 Yeomans, M. (2015) ‘What Every Manager Should Know About Machine Learning’, Harvard Business Review Digital Articles, pp. 2–6. Available at: http://ezp-prod1.hul.harvard.edu/login?url=http://search.ebscohost.com/login.aspx?direct=true&db=bth&AN=118667151&site=ehost-live&scope=site (Accessed: 13 November 2018).
 Simonite, T. (2018). How Artificial Intelligence Can—and Can’t—Fix Facebook. [online] WIRED. Available at: https://www.wired.com/story/how-artificial-intelligence-canand-cantfix-facebook/ [Accessed 13 Nov. 2018].
 Neville, M. (2018). Facing Facts | Facebook Newsroom. [online] Newsroom.fb.com. Available at: https://newsroom.fb.com/news/2018/05/inside-feed-facing-facts-a-short-film/ [Accessed 13 Nov. 2018].
 Socialscience.one. (2018). Social Science One: Building Industry-Academic Partnerships. [online] Available at: https://socialscience.one/ [Accessed 13 Nov. 2018].
 Gilmer, D. (2018). A guide to ‘deepfakes,’ the internet’s latest moral crisis. [online] Mashable.
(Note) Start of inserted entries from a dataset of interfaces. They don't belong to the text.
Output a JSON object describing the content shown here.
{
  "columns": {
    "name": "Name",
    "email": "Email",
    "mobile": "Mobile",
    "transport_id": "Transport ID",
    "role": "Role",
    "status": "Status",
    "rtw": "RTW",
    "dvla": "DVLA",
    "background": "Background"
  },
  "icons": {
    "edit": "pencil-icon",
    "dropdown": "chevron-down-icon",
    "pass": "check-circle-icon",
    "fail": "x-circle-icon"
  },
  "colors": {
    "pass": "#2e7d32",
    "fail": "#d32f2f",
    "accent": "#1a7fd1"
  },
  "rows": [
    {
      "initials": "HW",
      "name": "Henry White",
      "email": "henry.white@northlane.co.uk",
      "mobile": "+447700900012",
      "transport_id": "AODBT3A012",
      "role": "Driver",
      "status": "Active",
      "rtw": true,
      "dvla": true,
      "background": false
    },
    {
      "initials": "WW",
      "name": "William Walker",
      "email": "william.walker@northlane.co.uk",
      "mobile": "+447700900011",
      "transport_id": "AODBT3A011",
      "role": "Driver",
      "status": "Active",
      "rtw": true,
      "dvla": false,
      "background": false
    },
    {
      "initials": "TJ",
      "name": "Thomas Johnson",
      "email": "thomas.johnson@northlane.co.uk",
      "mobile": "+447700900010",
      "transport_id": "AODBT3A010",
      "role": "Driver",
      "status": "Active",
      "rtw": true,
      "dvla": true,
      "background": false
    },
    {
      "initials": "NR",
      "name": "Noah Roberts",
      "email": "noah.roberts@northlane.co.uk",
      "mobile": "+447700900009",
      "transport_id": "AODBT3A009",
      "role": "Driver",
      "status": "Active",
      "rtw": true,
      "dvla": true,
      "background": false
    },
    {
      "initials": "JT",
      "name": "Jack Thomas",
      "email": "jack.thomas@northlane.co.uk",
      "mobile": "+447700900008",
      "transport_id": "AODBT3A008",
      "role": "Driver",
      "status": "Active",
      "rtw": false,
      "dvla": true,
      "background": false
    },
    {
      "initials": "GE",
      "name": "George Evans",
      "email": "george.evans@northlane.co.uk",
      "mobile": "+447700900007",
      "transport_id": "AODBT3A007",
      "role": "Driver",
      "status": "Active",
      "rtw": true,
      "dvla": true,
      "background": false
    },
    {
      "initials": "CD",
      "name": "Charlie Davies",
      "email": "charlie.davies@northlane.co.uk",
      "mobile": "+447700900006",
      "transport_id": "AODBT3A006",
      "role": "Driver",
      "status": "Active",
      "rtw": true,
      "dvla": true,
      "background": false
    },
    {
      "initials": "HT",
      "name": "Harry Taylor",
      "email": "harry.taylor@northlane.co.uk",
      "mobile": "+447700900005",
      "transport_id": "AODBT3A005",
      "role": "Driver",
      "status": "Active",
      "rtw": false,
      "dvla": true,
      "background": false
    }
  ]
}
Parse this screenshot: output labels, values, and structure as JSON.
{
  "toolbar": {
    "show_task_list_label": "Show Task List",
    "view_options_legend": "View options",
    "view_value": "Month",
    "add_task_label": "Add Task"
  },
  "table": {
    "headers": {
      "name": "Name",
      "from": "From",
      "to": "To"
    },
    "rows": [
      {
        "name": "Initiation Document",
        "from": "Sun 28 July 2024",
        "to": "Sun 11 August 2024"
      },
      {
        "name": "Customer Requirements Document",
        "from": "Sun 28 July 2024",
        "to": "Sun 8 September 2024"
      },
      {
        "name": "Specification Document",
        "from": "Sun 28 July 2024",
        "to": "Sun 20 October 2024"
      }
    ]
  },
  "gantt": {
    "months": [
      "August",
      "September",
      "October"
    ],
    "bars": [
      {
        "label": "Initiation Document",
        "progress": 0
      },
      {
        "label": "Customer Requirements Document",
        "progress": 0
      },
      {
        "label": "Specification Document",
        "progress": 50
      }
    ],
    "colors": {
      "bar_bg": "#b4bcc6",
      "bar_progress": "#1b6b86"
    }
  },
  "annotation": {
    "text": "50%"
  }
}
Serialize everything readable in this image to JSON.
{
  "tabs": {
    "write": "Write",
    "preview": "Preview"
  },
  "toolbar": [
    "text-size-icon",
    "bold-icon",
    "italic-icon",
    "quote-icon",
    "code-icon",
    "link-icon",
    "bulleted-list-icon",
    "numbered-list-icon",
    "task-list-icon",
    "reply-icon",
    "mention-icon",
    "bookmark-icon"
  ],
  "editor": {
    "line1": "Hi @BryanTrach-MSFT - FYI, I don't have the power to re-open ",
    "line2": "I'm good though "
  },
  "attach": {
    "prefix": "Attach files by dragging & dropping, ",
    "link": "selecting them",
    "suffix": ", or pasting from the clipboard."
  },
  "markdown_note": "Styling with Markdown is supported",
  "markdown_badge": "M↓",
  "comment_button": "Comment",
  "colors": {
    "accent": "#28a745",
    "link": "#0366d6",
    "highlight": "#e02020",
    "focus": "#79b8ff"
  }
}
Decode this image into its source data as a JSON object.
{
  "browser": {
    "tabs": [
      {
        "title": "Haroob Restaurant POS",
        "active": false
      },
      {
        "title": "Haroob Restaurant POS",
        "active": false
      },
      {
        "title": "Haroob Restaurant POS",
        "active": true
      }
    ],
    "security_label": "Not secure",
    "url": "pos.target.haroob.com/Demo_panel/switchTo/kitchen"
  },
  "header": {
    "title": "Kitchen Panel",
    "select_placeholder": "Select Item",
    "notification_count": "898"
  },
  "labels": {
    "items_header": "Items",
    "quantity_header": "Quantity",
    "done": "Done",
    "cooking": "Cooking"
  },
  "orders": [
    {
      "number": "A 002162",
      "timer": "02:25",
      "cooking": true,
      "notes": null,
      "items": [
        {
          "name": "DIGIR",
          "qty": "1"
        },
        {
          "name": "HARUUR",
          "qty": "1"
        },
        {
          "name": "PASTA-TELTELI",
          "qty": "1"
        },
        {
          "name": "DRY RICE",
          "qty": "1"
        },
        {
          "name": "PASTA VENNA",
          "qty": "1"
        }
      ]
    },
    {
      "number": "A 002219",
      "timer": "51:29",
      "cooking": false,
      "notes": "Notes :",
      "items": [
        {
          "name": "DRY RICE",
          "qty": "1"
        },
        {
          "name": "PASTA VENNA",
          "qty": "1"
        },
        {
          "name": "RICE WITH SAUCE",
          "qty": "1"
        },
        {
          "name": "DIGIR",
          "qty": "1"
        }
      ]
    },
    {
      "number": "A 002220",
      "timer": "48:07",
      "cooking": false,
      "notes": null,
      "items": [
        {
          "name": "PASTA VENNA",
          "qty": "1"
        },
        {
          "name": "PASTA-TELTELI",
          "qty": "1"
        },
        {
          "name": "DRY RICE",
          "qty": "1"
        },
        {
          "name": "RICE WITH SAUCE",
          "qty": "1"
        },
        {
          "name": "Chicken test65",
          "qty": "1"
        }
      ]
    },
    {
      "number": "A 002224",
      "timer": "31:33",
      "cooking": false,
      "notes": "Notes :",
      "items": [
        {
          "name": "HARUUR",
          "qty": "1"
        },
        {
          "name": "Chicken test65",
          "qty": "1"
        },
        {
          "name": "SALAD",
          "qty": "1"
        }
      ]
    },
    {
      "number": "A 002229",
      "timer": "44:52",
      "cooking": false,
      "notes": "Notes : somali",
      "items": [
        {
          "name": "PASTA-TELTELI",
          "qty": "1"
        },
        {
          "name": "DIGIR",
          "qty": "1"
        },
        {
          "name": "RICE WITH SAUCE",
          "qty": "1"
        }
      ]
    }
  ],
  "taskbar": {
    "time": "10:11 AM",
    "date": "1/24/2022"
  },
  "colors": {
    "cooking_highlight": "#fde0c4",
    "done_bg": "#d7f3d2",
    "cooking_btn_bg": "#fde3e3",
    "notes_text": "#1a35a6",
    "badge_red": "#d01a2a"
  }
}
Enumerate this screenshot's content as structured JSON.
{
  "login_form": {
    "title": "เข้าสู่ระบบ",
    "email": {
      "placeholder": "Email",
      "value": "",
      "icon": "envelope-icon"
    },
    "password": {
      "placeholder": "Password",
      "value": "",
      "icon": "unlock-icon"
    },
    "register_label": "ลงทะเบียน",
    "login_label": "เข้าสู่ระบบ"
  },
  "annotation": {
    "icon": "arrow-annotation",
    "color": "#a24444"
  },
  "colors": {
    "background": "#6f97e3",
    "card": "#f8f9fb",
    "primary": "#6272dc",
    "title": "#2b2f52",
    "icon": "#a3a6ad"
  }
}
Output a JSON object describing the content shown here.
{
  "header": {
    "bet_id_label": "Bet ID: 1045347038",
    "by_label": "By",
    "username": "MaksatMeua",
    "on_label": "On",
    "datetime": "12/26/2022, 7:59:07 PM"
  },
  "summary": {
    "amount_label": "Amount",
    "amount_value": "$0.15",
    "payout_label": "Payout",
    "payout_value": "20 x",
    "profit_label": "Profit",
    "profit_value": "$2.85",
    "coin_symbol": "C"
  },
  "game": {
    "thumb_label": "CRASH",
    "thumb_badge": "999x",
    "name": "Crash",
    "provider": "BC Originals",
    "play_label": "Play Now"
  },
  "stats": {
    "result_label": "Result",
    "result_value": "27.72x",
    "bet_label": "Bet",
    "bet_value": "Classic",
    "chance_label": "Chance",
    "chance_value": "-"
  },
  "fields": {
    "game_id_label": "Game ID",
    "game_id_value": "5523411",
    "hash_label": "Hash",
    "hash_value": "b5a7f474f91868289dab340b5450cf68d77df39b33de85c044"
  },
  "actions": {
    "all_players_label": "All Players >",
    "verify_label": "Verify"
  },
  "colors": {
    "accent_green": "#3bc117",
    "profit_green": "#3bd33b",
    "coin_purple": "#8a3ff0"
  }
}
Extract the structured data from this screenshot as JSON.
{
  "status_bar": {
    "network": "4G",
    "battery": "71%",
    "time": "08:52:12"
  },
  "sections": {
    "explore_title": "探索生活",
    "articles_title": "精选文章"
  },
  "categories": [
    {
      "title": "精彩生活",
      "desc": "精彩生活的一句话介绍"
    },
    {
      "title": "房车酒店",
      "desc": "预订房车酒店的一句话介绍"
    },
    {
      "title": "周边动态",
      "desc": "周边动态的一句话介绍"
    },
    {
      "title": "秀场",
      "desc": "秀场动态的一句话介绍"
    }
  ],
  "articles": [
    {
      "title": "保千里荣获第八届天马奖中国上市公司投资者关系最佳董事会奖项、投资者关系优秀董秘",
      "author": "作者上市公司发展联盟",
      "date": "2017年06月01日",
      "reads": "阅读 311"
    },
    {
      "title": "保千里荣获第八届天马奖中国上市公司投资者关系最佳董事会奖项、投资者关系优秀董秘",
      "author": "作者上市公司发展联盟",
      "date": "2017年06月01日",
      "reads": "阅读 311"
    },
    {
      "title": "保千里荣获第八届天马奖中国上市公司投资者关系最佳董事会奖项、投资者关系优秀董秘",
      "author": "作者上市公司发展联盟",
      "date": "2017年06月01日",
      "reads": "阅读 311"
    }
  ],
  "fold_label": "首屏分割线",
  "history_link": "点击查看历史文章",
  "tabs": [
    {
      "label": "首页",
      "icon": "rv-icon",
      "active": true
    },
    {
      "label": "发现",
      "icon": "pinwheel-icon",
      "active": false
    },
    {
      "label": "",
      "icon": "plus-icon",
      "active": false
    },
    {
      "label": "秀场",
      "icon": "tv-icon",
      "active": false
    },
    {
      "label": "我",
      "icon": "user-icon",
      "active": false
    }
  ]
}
Available at: https://mashable.com/2018/02/02/what-are-deepfakes/#ukmMTuyotqqb [Accessed 13 Nov. 2018].
 Warner, M. (2018). Potential Policy Proposals for Regulation of Social Media and Technology Firms. [online] Regmedia.co.uk. Available at: https://regmedia.co.uk/2018/07/30/warner_social_media_proposal.pdf [Accessed 13 Nov. 2018].
 Simonite, T. (2018). Will ‘Deepfakes’ Disrupt the Midterm Election?. [online] WIRED. Available at: https://www.wired.com/story/will-deepfakes-disrupt-the-midterm-election/ [Accessed 13 Nov. 2018].